One study published in 2020 by the Journal of Happiness Studies examined data from nearly 70,000 people regarding their volunteering habits and their mental health. People who volunteered in the past year, as opposed to those who didn’t, reported greater life satisfaction and better overall health. On top of that, volunteering more frequently (at least once a month) was related to better mental health than those who volunteered less frequently.
You might wonder – but were these people already happy? Perhaps happy people are more likely to volunteer. When taking into account participants initial levels of wellbeing prior to starting volunteering, a boost in mental health was still seen. This means that people who started to volunteer became happier over time – it really does seem to be volunteering that boosts mental health!
So, how does volunteering benefit mental wellbeing?
Volunteering can give you a new group to socialise with. This can be especially important for introverts, people who are isolated, or those with social anxiety. Volunteering provides an opportunity to increase social skills and social connections. Volunteering connects you with people who share a common interest, and is a great way to make new friends or even strengthen existing friendships.
Volunteering provides a sense of purpose. Feeling that you are contributing in a meaningful way can reduce feelings of depression and increase feelings of happiness, accomplishment and self-esteem. It can be a way to further explore your interests and passions. Doing volunteer work you find meaningful can give you a sense of creativity and motivation.
Volunteering has been found to improve physical health. Studies show that volunteering can reduce the risk of heart disease and lessen chronic pain. Older volunteers are less likely to develop high blood pressure and display better cognitive skills. Volunteering can keep you mentally stimulated.
Volunteering may even help you advance your career. You could get experience in a field you are interested in and networking opportunities.

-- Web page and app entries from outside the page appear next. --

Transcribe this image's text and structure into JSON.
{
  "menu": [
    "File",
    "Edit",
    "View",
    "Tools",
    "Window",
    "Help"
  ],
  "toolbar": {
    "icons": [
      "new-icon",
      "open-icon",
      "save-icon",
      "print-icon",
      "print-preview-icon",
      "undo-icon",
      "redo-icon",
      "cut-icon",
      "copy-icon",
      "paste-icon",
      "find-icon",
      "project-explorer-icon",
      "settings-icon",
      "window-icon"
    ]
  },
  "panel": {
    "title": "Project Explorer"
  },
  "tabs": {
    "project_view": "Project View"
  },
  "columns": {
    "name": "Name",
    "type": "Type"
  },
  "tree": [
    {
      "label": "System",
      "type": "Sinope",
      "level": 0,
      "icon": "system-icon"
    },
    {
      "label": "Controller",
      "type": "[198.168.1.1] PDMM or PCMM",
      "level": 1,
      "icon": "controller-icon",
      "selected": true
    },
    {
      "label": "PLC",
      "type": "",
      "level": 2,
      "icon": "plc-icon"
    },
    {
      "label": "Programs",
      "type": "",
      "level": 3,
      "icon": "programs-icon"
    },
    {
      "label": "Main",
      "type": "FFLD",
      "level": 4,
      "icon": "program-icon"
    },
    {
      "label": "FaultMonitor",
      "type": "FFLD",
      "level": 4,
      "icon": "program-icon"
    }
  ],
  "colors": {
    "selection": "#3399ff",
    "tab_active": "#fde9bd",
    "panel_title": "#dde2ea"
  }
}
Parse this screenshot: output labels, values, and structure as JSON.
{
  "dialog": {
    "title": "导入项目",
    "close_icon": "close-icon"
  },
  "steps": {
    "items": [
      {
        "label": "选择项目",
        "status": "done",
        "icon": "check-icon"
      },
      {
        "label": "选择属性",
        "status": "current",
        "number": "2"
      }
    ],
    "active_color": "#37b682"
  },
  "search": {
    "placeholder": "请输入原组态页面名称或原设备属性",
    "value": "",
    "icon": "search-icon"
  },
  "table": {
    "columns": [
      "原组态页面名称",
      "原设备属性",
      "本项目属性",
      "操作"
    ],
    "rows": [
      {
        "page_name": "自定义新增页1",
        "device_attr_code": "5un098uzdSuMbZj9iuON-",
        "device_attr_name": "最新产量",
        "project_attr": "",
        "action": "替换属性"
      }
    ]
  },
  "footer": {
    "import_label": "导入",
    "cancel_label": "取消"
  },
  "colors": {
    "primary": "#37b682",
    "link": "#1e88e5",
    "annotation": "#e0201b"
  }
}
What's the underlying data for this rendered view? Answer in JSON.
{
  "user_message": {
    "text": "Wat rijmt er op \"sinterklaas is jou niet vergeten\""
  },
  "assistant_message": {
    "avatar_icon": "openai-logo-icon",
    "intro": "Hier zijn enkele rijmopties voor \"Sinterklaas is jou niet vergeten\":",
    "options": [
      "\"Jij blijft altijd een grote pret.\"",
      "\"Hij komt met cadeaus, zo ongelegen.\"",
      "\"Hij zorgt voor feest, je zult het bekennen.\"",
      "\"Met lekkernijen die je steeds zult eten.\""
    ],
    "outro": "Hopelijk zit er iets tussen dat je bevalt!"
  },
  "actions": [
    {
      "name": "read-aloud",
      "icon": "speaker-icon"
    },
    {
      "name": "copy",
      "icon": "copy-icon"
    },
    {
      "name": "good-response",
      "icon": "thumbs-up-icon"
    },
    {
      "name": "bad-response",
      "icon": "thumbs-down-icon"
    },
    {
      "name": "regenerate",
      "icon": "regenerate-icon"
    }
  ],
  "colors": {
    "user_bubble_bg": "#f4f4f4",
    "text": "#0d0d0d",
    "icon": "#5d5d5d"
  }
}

By volunteering, you build important professional workplace skills such as teamwork, communication, problem solving, and organisation. Volunteering may even lead to leadership opportunities.
Anxiety NZ would also like to take this opportunity to thank all the great volunteers who have helped us thrive and support people across Aotearoa New Zealand! We have amazing volunteers who come and help out at our clinic, and who answer calls on our helpline. Thank you for your time and dedication. Kia kaha!